# TASK TO COMPLETE
The text of every record, exactly as given and with no pictures, should be your output.

== EXCERPTED DATA ==

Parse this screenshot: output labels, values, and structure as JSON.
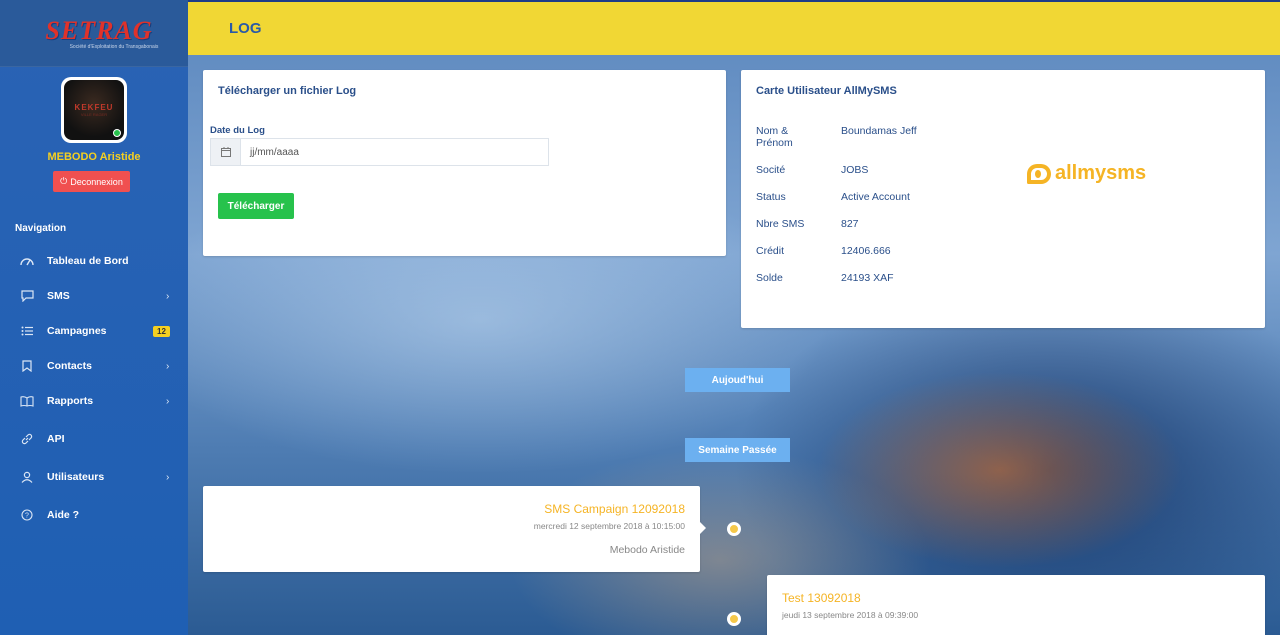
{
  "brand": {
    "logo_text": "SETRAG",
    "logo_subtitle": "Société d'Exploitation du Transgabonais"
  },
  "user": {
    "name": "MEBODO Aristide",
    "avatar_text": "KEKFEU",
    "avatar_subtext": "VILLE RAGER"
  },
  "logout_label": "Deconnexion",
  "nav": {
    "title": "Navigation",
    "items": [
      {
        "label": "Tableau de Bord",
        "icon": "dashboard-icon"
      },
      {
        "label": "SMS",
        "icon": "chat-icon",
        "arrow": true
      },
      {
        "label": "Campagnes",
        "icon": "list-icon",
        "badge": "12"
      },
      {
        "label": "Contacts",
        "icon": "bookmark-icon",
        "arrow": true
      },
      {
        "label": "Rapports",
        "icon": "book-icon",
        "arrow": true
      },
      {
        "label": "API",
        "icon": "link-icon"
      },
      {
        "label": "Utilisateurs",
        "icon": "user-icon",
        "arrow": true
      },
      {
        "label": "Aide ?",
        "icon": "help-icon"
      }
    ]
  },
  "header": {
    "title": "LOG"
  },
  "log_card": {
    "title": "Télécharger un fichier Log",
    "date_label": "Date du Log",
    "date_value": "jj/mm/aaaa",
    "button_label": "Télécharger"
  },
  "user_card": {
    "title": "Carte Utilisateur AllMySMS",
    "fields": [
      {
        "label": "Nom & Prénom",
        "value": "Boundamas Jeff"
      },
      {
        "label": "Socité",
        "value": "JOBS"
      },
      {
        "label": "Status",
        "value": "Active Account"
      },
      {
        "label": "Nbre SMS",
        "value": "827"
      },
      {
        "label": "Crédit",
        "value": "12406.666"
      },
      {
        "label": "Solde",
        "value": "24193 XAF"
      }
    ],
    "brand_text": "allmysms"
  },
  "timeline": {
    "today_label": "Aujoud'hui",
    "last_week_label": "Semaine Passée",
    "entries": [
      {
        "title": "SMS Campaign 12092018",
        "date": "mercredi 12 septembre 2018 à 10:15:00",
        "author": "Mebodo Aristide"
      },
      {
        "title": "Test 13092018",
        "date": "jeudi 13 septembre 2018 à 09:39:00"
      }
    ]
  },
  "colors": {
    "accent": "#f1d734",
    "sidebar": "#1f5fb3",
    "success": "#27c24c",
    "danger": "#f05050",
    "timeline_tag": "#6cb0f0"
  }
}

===

# SOLUTION
Parse this screenshot: output labels, values, and structure as JSON.
{
  "brand": {
    "logo_text": "SETRAG",
    "logo_subtitle": "Société d'Exploitation du Transgabonais"
  },
  "user": {
    "name": "MEBODO Aristide",
    "avatar_text": "KEKFEU",
    "avatar_subtext": "VILLE RAGER"
  },
  "logout_label": "Deconnexion",
  "nav": {
    "title": "Navigation",
    "items": [
      {
        "label": "Tableau de Bord",
        "icon": "dashboard-icon"
      },
      {
        "label": "SMS",
        "icon": "chat-icon",
        "arrow": true
      },
      {
        "label": "Campagnes",
        "icon": "list-icon",
        "badge": "12"
      },
      {
        "label": "Contacts",
        "icon": "bookmark-icon",
        "arrow": true
      },
      {
        "label": "Rapports",
        "icon": "book-icon",
        "arrow": true
      },
      {
        "label": "API",
        "icon": "link-icon"
      },
      {
        "label": "Utilisateurs",
        "icon": "user-icon",
        "arrow": true
      },
      {
        "label": "Aide ?",
        "icon": "help-icon"
      }
    ]
  },
  "header": {
    "title": "LOG"
  },
  "log_card": {
    "title": "Télécharger un fichier Log",
    "date_label": "Date du Log",
    "date_value": "jj/mm/aaaa",
    "button_label": "Télécharger"
  },
  "user_card": {
    "title": "Carte Utilisateur AllMySMS",
    "fields": [
      {
        "label": "Nom & Prénom",
        "value": "Boundamas Jeff"
      },
      {
        "label": "Socité",
        "value": "JOBS"
      },
      {
        "label": "Status",
        "value": "Active Account"
      },
      {
        "label": "Nbre SMS",
        "value": "827"
      },
      {
        "label": "Crédit",
        "value": "12406.666"
      },
      {
        "label": "Solde",
        "value": "24193 XAF"
      }
    ],
    "brand_text": "allmysms"
  },
  "timeline": {
    "today_label": "Aujoud'hui",
    "last_week_label": "Semaine Passée",
    "entries": [
      {
        "title": "SMS Campaign 12092018",
        "date": "mercredi 12 septembre 2018 à 10:15:00",
        "author": "Mebodo Aristide"
      },
      {
        "title": "Test 13092018",
        "date": "jeudi 13 septembre 2018 à 09:39:00"
      }
    ]
  },
  "colors": {
    "accent": "#f1d734",
    "sidebar": "#1f5fb3",
    "success": "#27c24c",
    "danger": "#f05050",
    "timeline_tag": "#6cb0f0"
  }
}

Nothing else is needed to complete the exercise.